This dichotomy of views sets up a debate which will soon play out in the halls of Congress and the media; hopefully, experience and wisdom will prevail.
Let’s examine some of the salient facts surrounding the failed attacks. (1) According to knowledgeable sources, the cargo containing the bombs, cleverly concealed in computer printer cartridges, was screened by both Explosive Trace Detection (ETD) and canines, but went undetected. Experts agree that X-Ray techniques would most likely not have revealed the bombs either. (2) The plot was foiled by intelligence – human intelligence, that is – good ‘ol fashioned espionage. According to TSA Chief John Pistole in testimony before the U.S. Senate, the bombs concealed in cargo packages from Yemen would not have been found without an intelligence tip-off from someone in the Saudi Arabian government. (3) The availability of tracking numbers from the informant ultimately allowed authorities to locate and neutralize the bombs before any harm was done.
Screening alone is obviously not the answer. TSA admits that, despite its best efforts to encourage development of screening technology, there are many types of cargo that can only be screened by physical search, a task best and most cost-effectively performed by shippers themselves, who must then depend on a secure chain of custody from their loading dock to airside; this is the supply chain approach embodied in the CCSP. It’s likely that this will always be the case for many types of commodities. Further, although distributed screening makes the most economic sense, DHS cannot compel other nations and law enforcement agencies to adopt its procedures.
Cargo screening must be seen as the last line of defense in a risk-targeted, multi-layered global security system that relies on intelligence, collaboration and information sharing.
The imminent danger is the one-off, unknown customer dropping off packages; these individuals must be deterred from introducing WMD’s into the system in the first place, at the point of attack. The technology to do this is inexpensive and readily available for deployment into high risk areas. Data on inbound shipments can be shared and evaluated in advance to identify and intercept high-risk packages and subject them to scrutiny; high risk cargos can be pulled aside for screening in detail.

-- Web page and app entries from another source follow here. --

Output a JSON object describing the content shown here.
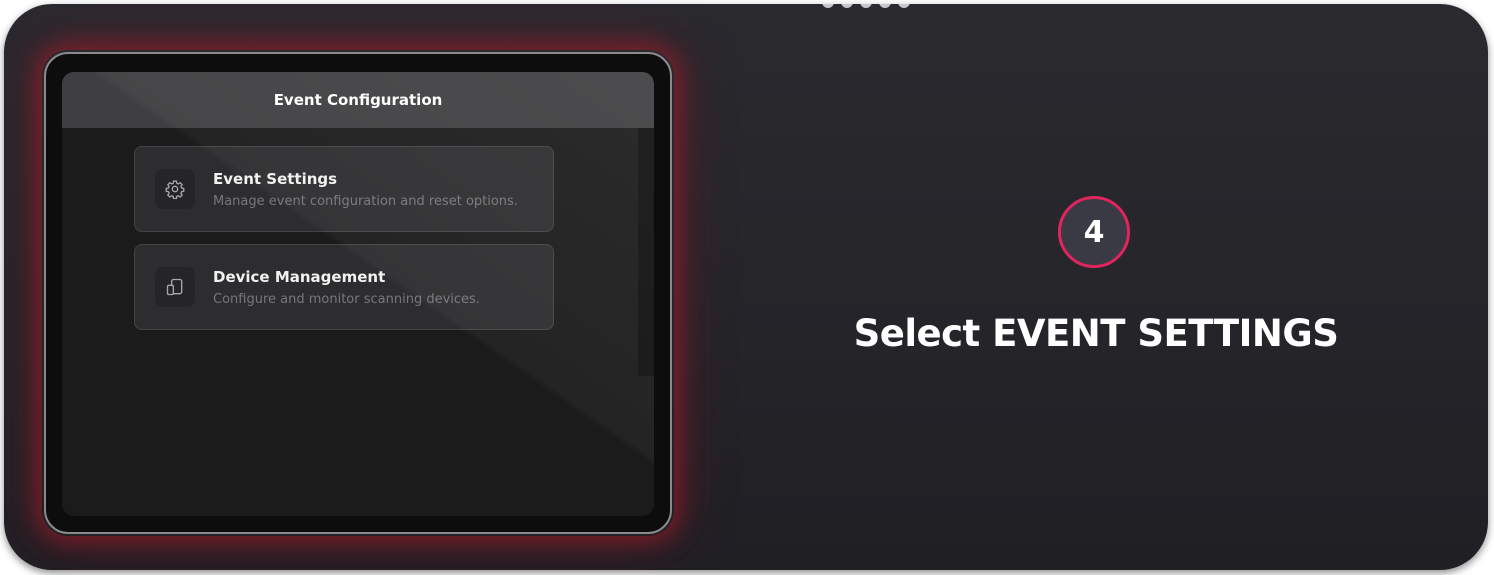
{
  "app": {
    "header_title": "Event Configuration"
  },
  "menu": {
    "items": [
      {
        "title": "Event Settings",
        "description": "Manage event configuration and reset options.",
        "icon": "gear-icon"
      },
      {
        "title": "Device Management",
        "description": "Configure and monitor scanning devices.",
        "icon": "tablet-device-icon"
      }
    ]
  },
  "step": {
    "number": "4",
    "instruction": "Select EVENT SETTINGS"
  },
  "colors": {
    "accent": "#e0245e",
    "panel_background": "#26262b",
    "glow": "#aa1e2d"
  }
}
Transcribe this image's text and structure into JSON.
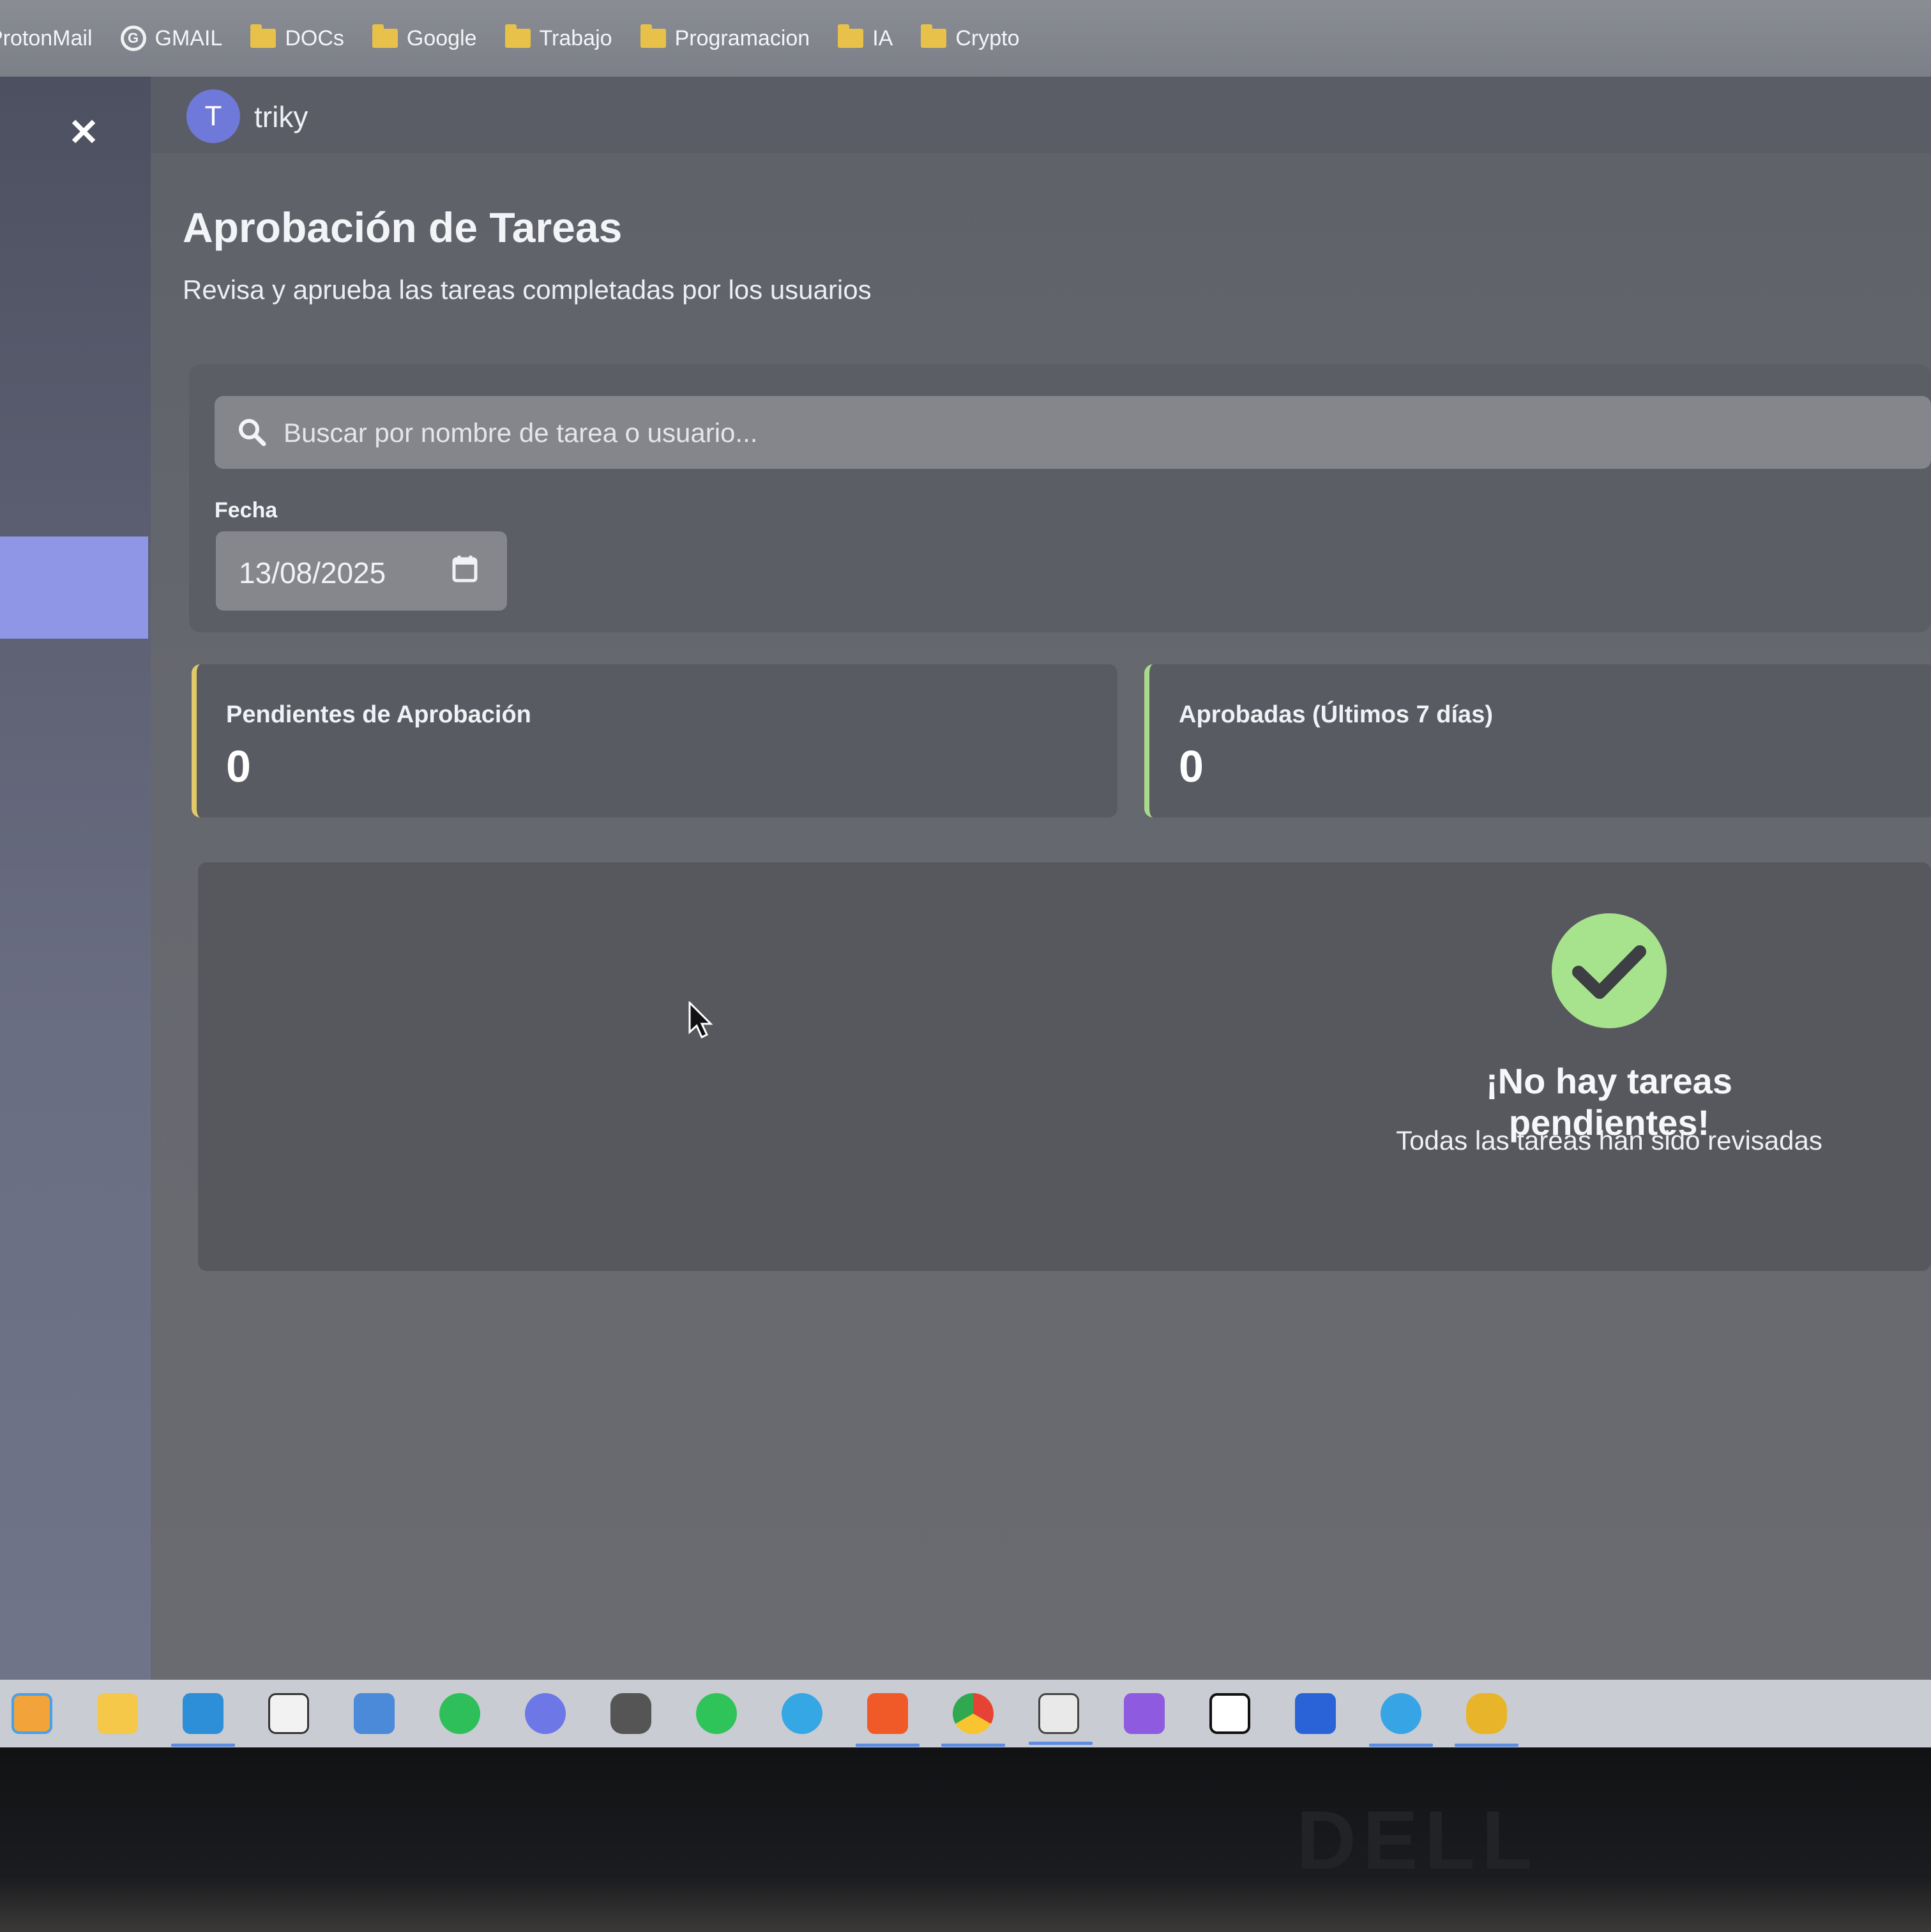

Investments in human intelligence will reap greater dividends than technology in the near term.
Longer term, governments of the major trading nations and the worldwide air cargo and law enforcement communities must come together to agree on security standards and protocols to establish and maintain a secure air cargo chain of custody; its in everyone’s best interest to do so. DHS is already moving quickly to revise its inbound air freight processing procedures and work with foreign governments and air carriers to screen high risk import cargos.

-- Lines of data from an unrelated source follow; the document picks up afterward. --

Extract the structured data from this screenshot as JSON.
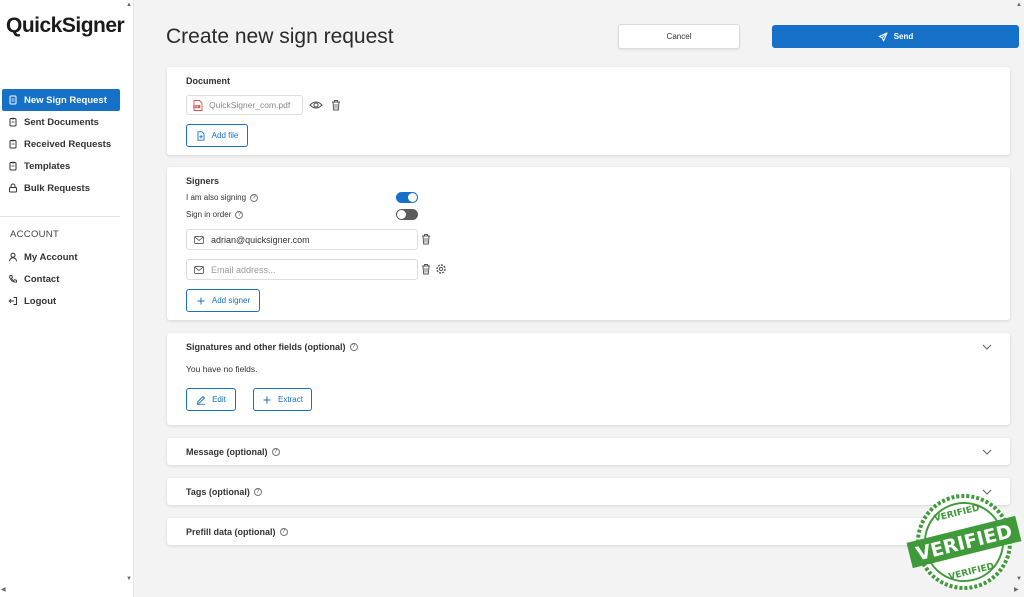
{
  "app": {
    "logo": "QuickSigner"
  },
  "sidebar": {
    "items": [
      {
        "label": "New Sign Request",
        "icon": "document-icon",
        "active": true
      },
      {
        "label": "Sent Documents",
        "icon": "clipboard-icon",
        "active": false
      },
      {
        "label": "Received Requests",
        "icon": "clipboard-icon",
        "active": false
      },
      {
        "label": "Templates",
        "icon": "clipboard-icon",
        "active": false
      },
      {
        "label": "Bulk Requests",
        "icon": "lock-icon",
        "active": false
      }
    ],
    "account_label": "ACCOUNT",
    "account_items": [
      {
        "label": "My Account",
        "icon": "user-icon"
      },
      {
        "label": "Contact",
        "icon": "phone-icon"
      },
      {
        "label": "Logout",
        "icon": "logout-icon"
      }
    ]
  },
  "header": {
    "title": "Create new sign request",
    "cancel_label": "Cancel",
    "send_label": "Send"
  },
  "document": {
    "title": "Document",
    "file_name": "QuickSigner_com.pdf",
    "add_file_label": "Add file"
  },
  "signers": {
    "title": "Signers",
    "also_signing_label": "I am also signing",
    "also_signing": true,
    "sign_in_order_label": "Sign in order",
    "sign_in_order": false,
    "emails": [
      {
        "value": "adrian@quicksigner.com",
        "placeholder": ""
      },
      {
        "value": "",
        "placeholder": "Email address..."
      }
    ],
    "add_signer_label": "Add signer"
  },
  "fields": {
    "title": "Signatures and other fields (optional)",
    "empty_text": "You have no fields.",
    "edit_label": "Edit",
    "extract_label": "Extract"
  },
  "message": {
    "title": "Message (optional)"
  },
  "tags": {
    "title": "Tags (optional)"
  },
  "prefill": {
    "title": "Prefill data (optional)"
  },
  "stamp": {
    "top": "VERIFIED",
    "main": "VERIFIED",
    "bottom": "VERIFIED"
  },
  "colors": {
    "accent": "#1570c7",
    "stamp": "#3f9b3a"
  }
}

Ultimately, global terrorism can only be stopped by ripping it out by the root. This will take time, treasure and the civilized world working as one; in the meantime all are at risk. We must accept the unfortunate fact that losses can, and very likely will occur; we’ve been lucky so far. The events of late October, 2010 exposed serious vulnerabilities to terrorist attacks on the global air cargo supply chain; Al Qaeda’s bold declaration is a call to arms. Practical, cost-effective solutions are available today to mitigate the risks; common sense, flexibility, collaboration and a sense of urgency are needed to apply them. The time to act is clearly NOW.